Vehicle on test
Quiet cabin, handling, rear loadspace
Not so Good:
Bland looks, firm ride, notchy gearchange
You’d be forgiven for thinking that we’ve made a mistake with the photos of the Vauxhall Antara, but no – this is, indeed, the second-generation Antara that was launched in February 2011.
On the outside, the car has had the mildest of facelifts, with just changes to the lights and the grille compared to the original Antara that’s been around for about four years. Instead, Vauxhall has saved its energies for improvements under the skin: two new 2.2 litre turbodiesel engines for starters, one offering 163 PS and the other 184.
There are two new transmissions too, with both manual and automatic models now boasting 6 speeds, and an all-new interior that Vauxhall hopes will win potential buyers over from the dozen or so other soft-roaders currently on offer. One selling point, for example, is that the rear seats fold completely flat, opening up a huge amount of space for those trips to IKEA…..
That’s how the Vauxhall Antara looks, then, but we drove left-hand drive, German-registered Opel Antaras at the car’s European launch in Scotland. Apart from the steering wheel being on the wrong side, the cars were exactly the same as you’d find in Vauxhall showrooms, although for some reason the predicted biggest seller – the 163PS 4x4 – wasn’t there in huge numbers and so we had to settle for testing the more powerful engine with both the manual and automatic gearboxes. The Antara is now available with 2WD as well but only with the smaller engine, while European markets also get a petrol engine although it’ll only be the two diesels offered in the UK.

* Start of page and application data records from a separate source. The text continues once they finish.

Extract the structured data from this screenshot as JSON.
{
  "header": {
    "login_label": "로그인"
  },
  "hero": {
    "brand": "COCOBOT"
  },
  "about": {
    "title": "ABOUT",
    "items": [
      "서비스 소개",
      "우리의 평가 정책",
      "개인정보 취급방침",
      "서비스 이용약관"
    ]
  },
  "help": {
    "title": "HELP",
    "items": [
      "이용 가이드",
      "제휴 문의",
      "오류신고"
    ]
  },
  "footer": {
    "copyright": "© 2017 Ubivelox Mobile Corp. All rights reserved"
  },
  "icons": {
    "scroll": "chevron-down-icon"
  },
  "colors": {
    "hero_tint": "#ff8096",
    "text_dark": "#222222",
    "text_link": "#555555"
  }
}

Two trim levels will be available – Exclusiv and SE – with even the bottom-spec front-wheel drive models getting lots of standard equipment such as air conditioning, ABS and a Hill Descent Control system. On the downside, we thought the new electric handbrake was a bit fiddly to operate, while the satnav in both the test cars was only too eager to send us down the wrong sliproads at motorway junctions. Perhaps this was because of the left-hand drive set-up, but it still earned a black mark in our book.
Of the two models we tested, we preferred the automatic but only because the manual car had a notchy gearchange that was also a bit of a stretch to get into fifth and sixth gears – that’ll be first and second on right-hand drive cars. The ride was on the firm side and so Scottish B-roads weren’t perhaps the best surfaces to demonstrate to European journalists how well the car rides.
Handling is another matter, however, as that stiff suspension means body roll is reduced and so you can make decent progress in what is quite a tall car. Along with the new engines, gearboxes and suspension, a lot of work has also clearly gone into making the interior much quieter than the old car – something like 50% quieter in fact.
Taking advantage of the fact that we were in Scotland in February, Vauxhall and their German colleagues had laid on a gentle drive for us through some stunning forestry. To be fair, we could have easily tackled the same snowy gravel tracks in a family hatchback, but knowing that we had an electrically-controlled 4WD system was reassuring; pretty much as it will be for the majority of potential buyers. The car was never really challenged, even when confronted by obstacles such as a tight turn across a muddy ditch or driving along a steep bank, but we reckon it’ll be more than capable of towing a caravan or a horsebox out of a muddy field. Should you need more than five seats for the rest of the Pony Club, then there’s always the Chevrolet Captiva that shares the same platform and is built in the same factory in Korea.
That, then, is the new Vauxhall Antara. Even though it’s better than the model it replaces, the car still doesn’t quite make a convincing case for itself – particularly in terms of economy and emissions - so we reckon Vauxhall may struggle to sell the 3,000 it predicts will find buyers in its first year on sale.
Report by Mark James